● DATA TO EXAMINE:
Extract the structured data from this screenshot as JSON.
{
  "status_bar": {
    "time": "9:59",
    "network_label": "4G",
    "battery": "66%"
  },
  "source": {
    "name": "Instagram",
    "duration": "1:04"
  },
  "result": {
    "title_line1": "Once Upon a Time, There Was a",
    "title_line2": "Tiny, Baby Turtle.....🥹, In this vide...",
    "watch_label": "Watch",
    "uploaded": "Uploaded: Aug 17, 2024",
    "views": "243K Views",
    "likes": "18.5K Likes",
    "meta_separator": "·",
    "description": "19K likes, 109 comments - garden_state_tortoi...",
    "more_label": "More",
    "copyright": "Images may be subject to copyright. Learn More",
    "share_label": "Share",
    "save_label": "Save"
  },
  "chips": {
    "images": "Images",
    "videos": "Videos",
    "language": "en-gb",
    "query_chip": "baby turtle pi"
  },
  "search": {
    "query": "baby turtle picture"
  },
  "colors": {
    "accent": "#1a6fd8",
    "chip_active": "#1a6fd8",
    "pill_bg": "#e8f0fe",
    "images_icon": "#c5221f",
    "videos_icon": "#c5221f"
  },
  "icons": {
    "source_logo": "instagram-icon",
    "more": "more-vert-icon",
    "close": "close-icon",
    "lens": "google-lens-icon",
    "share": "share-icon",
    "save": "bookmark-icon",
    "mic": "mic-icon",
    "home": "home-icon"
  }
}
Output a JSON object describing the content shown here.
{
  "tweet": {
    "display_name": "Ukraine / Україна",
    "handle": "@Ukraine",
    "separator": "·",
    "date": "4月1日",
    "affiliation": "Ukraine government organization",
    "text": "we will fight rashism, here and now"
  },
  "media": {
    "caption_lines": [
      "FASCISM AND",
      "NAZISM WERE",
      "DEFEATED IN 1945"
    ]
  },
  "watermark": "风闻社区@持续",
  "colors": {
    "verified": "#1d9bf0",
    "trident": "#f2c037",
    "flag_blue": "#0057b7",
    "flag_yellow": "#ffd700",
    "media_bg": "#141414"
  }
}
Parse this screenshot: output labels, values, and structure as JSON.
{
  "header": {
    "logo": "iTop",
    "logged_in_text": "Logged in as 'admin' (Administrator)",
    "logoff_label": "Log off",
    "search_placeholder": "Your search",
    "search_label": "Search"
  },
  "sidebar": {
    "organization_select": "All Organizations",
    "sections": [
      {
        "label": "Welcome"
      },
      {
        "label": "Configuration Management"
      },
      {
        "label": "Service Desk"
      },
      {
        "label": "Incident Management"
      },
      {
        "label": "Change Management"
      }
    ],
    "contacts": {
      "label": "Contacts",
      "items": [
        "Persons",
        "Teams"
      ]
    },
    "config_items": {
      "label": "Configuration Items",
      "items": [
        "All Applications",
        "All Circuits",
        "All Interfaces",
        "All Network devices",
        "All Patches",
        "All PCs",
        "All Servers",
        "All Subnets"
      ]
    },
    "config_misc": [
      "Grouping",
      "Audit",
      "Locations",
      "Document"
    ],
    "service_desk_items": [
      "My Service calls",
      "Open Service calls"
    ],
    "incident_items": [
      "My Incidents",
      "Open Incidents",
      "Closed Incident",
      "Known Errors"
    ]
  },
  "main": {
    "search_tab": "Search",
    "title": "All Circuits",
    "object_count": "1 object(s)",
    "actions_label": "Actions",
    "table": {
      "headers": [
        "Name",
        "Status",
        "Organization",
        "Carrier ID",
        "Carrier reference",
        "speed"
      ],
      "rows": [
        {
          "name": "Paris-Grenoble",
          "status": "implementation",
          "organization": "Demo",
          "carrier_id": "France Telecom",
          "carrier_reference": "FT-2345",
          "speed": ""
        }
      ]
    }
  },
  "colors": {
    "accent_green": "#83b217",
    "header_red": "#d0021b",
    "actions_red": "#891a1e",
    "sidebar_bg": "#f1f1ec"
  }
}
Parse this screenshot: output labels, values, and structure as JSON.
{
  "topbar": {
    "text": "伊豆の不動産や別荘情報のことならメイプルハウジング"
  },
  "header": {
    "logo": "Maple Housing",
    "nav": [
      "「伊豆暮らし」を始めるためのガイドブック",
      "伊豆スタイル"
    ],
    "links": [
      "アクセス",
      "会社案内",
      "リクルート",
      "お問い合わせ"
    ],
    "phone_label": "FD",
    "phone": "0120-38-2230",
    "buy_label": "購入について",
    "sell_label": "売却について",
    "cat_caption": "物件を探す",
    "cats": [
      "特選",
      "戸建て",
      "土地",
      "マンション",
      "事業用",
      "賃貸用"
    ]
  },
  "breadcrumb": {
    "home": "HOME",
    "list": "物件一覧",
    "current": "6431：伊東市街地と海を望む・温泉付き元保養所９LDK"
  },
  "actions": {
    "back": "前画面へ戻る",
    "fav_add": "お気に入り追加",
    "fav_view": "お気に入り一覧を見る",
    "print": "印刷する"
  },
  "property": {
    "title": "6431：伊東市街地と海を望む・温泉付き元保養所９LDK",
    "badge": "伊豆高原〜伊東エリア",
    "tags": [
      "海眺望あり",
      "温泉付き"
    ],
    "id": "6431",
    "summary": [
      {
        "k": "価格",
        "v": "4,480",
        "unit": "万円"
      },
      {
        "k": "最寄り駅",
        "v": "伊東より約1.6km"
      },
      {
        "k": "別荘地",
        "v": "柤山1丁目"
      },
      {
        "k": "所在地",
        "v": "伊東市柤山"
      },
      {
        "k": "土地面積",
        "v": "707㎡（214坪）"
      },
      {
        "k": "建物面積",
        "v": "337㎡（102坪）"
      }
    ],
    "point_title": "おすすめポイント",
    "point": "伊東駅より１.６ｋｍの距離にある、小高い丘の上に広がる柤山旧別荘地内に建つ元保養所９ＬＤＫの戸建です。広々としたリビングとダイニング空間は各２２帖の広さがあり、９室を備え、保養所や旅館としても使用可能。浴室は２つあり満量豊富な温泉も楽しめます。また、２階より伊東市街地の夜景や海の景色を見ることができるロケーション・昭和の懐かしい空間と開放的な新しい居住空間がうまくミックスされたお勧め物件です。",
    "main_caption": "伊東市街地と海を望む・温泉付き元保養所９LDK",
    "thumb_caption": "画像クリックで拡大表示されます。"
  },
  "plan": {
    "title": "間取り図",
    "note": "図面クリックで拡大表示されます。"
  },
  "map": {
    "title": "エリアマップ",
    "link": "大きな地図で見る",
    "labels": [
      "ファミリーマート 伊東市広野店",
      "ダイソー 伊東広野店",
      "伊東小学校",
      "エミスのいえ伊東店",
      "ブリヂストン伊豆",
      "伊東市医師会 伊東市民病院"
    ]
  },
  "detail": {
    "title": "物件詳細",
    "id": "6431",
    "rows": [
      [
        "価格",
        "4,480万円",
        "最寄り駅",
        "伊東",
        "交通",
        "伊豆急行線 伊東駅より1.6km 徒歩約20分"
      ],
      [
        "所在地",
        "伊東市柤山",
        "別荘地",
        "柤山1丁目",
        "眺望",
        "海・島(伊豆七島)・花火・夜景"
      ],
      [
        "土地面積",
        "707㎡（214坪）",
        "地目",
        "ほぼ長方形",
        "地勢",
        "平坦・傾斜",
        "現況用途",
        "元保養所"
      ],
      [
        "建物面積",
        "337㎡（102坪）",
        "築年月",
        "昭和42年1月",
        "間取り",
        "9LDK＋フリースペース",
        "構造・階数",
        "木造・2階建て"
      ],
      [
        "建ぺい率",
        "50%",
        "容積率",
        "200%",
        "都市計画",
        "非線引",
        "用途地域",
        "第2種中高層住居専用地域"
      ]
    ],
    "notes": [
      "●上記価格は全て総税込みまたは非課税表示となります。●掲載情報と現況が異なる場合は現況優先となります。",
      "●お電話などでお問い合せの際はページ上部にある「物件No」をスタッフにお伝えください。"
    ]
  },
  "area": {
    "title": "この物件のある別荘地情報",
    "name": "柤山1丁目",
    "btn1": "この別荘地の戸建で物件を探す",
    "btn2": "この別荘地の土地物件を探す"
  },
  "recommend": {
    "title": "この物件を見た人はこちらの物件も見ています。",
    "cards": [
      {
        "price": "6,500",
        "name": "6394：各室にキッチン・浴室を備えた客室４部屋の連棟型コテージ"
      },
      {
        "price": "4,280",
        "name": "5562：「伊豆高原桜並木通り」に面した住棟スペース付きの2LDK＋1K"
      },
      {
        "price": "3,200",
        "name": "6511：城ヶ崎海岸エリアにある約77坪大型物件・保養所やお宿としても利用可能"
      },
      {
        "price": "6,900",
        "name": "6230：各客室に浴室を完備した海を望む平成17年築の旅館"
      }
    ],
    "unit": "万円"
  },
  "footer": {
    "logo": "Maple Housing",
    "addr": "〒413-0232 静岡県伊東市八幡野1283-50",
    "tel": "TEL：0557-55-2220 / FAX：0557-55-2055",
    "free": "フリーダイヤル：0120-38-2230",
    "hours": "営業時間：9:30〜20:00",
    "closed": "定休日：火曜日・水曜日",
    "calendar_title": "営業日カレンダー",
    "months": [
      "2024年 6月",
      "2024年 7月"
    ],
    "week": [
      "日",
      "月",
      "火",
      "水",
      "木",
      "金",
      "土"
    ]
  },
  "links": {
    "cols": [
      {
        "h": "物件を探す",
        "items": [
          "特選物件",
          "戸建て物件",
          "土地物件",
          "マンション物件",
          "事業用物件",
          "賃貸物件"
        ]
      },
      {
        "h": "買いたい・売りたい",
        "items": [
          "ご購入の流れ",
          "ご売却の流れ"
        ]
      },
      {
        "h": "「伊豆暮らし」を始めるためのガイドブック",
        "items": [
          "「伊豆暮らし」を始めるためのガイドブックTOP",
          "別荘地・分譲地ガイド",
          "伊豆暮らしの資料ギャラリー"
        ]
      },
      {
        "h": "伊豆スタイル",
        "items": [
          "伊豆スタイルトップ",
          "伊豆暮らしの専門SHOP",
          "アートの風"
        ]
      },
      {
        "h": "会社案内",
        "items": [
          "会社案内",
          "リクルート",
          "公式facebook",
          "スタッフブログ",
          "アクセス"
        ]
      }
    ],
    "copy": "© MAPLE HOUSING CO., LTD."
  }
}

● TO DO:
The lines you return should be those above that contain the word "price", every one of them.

● RESULT:
        "price": "6,500",
        "price": "4,280",
        "price": "3,200",
        "price": "6,900",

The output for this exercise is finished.